## The data:
****************************************
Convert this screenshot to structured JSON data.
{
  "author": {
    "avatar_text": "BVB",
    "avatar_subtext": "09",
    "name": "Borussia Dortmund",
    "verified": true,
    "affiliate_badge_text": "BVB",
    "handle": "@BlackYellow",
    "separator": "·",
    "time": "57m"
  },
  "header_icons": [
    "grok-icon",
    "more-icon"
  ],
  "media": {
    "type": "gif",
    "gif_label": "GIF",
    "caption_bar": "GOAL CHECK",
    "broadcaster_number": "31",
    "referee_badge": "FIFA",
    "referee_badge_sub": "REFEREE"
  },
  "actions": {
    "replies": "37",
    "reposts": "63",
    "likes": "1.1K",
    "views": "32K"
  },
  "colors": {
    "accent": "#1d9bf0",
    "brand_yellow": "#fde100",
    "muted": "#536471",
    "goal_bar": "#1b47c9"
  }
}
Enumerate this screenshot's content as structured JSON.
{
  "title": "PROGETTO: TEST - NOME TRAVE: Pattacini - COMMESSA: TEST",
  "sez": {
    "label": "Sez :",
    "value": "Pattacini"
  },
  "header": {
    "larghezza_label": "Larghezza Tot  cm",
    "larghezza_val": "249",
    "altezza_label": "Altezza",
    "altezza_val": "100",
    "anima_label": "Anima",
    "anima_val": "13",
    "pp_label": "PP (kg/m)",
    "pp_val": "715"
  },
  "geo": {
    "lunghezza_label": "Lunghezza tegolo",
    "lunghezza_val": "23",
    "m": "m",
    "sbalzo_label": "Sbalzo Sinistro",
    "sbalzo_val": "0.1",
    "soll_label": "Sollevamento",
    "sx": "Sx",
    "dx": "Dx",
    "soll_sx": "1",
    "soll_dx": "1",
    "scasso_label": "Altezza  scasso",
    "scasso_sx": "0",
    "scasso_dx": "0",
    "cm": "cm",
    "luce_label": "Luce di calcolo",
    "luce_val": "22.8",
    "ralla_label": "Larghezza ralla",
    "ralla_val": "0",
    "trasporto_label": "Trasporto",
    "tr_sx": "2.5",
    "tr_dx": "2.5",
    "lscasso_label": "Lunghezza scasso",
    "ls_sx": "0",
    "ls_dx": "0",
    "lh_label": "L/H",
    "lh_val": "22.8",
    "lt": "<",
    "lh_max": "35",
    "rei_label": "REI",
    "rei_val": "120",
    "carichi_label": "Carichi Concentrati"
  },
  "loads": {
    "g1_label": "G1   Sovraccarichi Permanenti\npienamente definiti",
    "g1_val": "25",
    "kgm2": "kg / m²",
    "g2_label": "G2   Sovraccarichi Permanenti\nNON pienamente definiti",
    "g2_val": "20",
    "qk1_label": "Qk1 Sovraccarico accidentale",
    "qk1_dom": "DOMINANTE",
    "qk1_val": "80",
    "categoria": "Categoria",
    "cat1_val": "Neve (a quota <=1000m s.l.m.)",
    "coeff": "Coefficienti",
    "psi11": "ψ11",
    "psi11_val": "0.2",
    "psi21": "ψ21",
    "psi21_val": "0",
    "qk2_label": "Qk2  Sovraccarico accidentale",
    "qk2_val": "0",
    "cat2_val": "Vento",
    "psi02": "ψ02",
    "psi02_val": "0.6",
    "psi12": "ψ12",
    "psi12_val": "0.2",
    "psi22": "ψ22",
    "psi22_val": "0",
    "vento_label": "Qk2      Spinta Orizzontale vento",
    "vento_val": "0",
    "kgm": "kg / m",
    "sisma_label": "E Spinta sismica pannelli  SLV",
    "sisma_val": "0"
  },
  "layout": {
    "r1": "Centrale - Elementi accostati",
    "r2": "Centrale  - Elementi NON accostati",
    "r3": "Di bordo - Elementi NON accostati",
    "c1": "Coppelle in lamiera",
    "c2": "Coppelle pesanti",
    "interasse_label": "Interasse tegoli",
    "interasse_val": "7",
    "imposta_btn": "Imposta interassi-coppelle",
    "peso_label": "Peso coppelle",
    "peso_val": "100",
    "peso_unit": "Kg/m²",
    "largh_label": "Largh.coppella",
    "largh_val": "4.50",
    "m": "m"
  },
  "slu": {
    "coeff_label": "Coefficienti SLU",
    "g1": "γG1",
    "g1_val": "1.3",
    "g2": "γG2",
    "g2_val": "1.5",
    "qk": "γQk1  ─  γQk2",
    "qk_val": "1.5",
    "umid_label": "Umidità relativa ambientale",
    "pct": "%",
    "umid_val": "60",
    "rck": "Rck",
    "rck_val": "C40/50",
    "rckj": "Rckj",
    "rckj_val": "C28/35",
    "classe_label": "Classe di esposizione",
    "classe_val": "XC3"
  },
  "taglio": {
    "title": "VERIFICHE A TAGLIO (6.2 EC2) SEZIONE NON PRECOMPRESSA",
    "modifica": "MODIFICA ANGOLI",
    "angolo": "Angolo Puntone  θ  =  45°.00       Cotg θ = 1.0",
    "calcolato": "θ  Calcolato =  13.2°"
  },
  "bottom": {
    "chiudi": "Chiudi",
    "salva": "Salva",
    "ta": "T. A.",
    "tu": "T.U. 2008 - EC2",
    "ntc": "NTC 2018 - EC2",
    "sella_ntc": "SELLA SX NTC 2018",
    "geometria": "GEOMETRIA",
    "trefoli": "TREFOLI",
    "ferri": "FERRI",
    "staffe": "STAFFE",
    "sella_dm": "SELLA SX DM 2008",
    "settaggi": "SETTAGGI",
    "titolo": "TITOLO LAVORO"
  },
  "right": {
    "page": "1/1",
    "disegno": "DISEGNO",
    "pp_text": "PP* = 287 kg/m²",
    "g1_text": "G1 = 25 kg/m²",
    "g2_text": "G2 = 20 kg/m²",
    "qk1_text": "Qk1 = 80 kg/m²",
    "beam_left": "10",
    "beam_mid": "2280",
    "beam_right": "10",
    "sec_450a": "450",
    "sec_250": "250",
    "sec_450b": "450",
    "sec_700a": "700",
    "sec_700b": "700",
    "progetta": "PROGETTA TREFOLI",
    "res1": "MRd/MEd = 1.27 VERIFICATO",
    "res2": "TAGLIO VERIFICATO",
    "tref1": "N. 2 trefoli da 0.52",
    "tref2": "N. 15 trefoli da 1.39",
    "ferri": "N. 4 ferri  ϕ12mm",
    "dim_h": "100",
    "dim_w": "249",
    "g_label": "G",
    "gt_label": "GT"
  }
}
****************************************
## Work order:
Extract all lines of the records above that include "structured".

## Reply:
Convert this screenshot to structured JSON data.
Enumerate this screenshot's content as structured JSON.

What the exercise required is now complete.